• TASK DESCRIPTION:
Among the entries below, find every line that contains the string "title", then copy it.

(Data about app and page elements)
+++
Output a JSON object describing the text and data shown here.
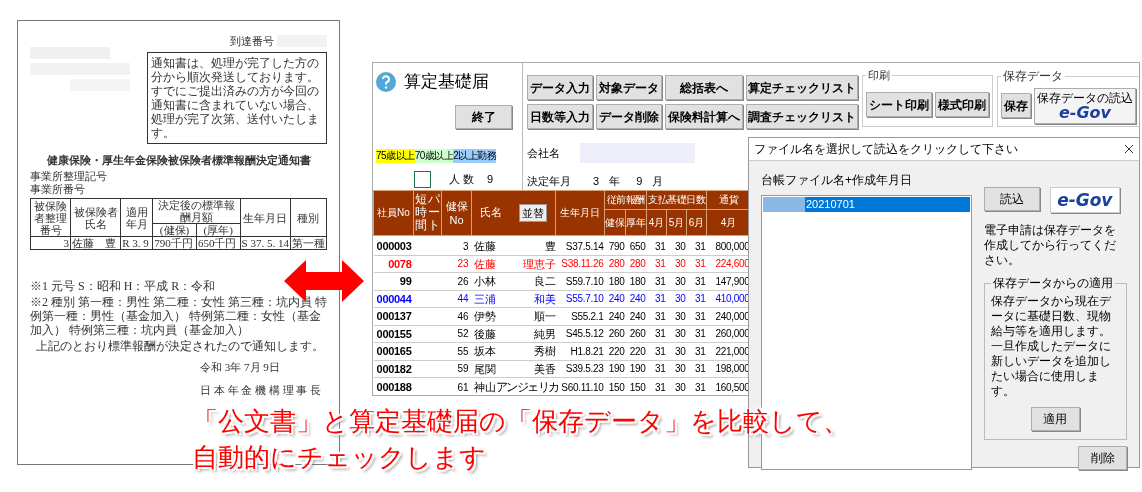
{
  "document": {
    "receipt_label": "到達番号",
    "notice": "通知書は、処理が完了した方の分から順次発送しております。すでにご提出済みの方が今回の通知書に含まれていない場合、処理が完了次第、送付いたします。",
    "title": "健康保険・厚生年金保険被保険者標準報酬決定通知書",
    "office_labels": [
      "事業所整理記号",
      "事業所番号"
    ],
    "columns": [
      "被保険者整理番号",
      "被保険者氏名",
      "適用年月",
      "決定後の標準報酬月額",
      "(健保)",
      "(厚年)",
      "生年月日",
      "種別"
    ],
    "row": [
      "3",
      "佐藤　豊",
      "R 3. 9",
      "790千円",
      "650千円",
      "S 37. 5. 14",
      "第一種"
    ],
    "footnotes": [
      "※1 元号 S：昭和 H：平成 R：令和",
      "※2 種別 第一種：男性 第二種：女性 第三種：坑内員 特例第一種：男性（基金加入） 特例第二種：女性（基金加入） 特例第三種：坑内員（基金加入）"
    ],
    "statement": "上記のとおり標準報酬が決定されたので通知します。",
    "date": "令和 3年 7月 9日",
    "issuer": "日 本 年 金 機 構 理 事 長"
  },
  "sheet": {
    "title": "算定基礎届",
    "exit_button": "終了",
    "buttons": [
      [
        "データ入力",
        "対象データ",
        "総括表へ",
        "算定チェックリスト"
      ],
      [
        "日数等入力",
        "データ削除",
        "保険料計算へ",
        "調査チェックリスト"
      ]
    ],
    "print_group": {
      "label": "印刷",
      "buttons": [
        "シート印刷",
        "様式印刷"
      ]
    },
    "save_group": {
      "label": "保存データ",
      "save_button": "保存",
      "egov_caption": "保存データの読込",
      "egov_logo": "e-Gov"
    },
    "legend": [
      {
        "label": "75歳以上",
        "color": "#ffff00"
      },
      {
        "label": "70歳以上",
        "color": "#ccffcc"
      },
      {
        "label": "2以上勤務",
        "color": "#99ccff"
      }
    ],
    "company_label": "会社名",
    "headcount_label": "人数",
    "headcount": "9",
    "decision_label": "決定年月",
    "decision_year": "3",
    "year_unit": "年",
    "decision_month": "9",
    "month_unit": "月",
    "table": {
      "employee_no": "社員No",
      "part_time": [
        "短時間",
        "パート"
      ],
      "insurance_no": [
        "健保",
        "No"
      ],
      "name": "氏名",
      "sort_button": "並替",
      "birth_date": "生年月日",
      "groups": [
        {
          "label": "従前報酬",
          "columns": [
            "健保",
            "厚年"
          ]
        },
        {
          "label": "支払基礎日数",
          "columns": [
            "4月",
            "5月",
            "6月"
          ]
        },
        {
          "label": "通貨",
          "columns": [
            "4月"
          ]
        }
      ],
      "rows": [
        {
          "color": "#000000",
          "cells": [
            "000003",
            "3",
            "佐藤",
            "豊",
            "S37.5.14",
            "790",
            "650",
            "31",
            "30",
            "31",
            "800,000"
          ]
        },
        {
          "color": "#ff0000",
          "cells": [
            "0078",
            "23",
            "佐藤",
            "理恵子",
            "S38.11.26",
            "280",
            "280",
            "31",
            "30",
            "31",
            "224,600"
          ]
        },
        {
          "color": "#000000",
          "cells": [
            "99",
            "26",
            "小林",
            "良二",
            "S59.7.10",
            "180",
            "180",
            "31",
            "30",
            "31",
            "147,900"
          ]
        },
        {
          "color": "#0000ff",
          "cells": [
            "000044",
            "44",
            "三浦",
            "和美",
            "S55.7.10",
            "240",
            "240",
            "31",
            "30",
            "31",
            "410,000"
          ]
        },
        {
          "color": "#000000",
          "cells": [
            "000137",
            "46",
            "伊勢",
            "順一",
            "S55.2.1",
            "240",
            "240",
            "31",
            "30",
            "31",
            "240,000"
          ]
        },
        {
          "color": "#000000",
          "cells": [
            "000155",
            "52",
            "後藤",
            "純男",
            "S45.5.12",
            "260",
            "260",
            "31",
            "30",
            "31",
            "260,000"
          ]
        },
        {
          "color": "#000000",
          "cells": [
            "000165",
            "55",
            "坂本",
            "秀樹",
            "H1.8.21",
            "220",
            "220",
            "31",
            "30",
            "31",
            "221,000"
          ]
        },
        {
          "color": "#000000",
          "cells": [
            "000182",
            "59",
            "尾関",
            "美香",
            "S39.5.23",
            "190",
            "190",
            "31",
            "30",
            "31",
            "198,000"
          ]
        },
        {
          "color": "#000000",
          "cells": [
            "000188",
            "61",
            "神山",
            "アンジェリカ",
            "S60.11.10",
            "150",
            "150",
            "31",
            "30",
            "31",
            "160,500"
          ]
        }
      ]
    }
  },
  "dialog": {
    "title": "ファイル名を選択して読込をクリックして下さい",
    "list_label": "台帳ファイル名+作成年月日",
    "files": [
      {
        "name": "20210701",
        "selected": true
      }
    ],
    "load_button": "読込",
    "egov_logo": "e-Gov",
    "note": "電子申請は保存データを作成してから行ってください。",
    "apply_group": {
      "label": "保存データからの適用",
      "text": "保存データから現在データに基礎日数、現物給与等を適用します。一旦作成したデータに新しいデータを追加したい場合に使用します。",
      "button": "適用"
    },
    "delete_button": "削除"
  },
  "caption": {
    "lines": [
      "「公文書」と算定基礎届の「保存データ」を比較して、",
      "自動的にチェックします"
    ]
  }
}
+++
• OUTPUT OF THE TASK:
    "title": "健康保険・厚生年金保険被保険者標準報酬決定通知書",
    "title": "算定基礎届",
    "title": "ファイル名を選択して読込をクリックして下さい",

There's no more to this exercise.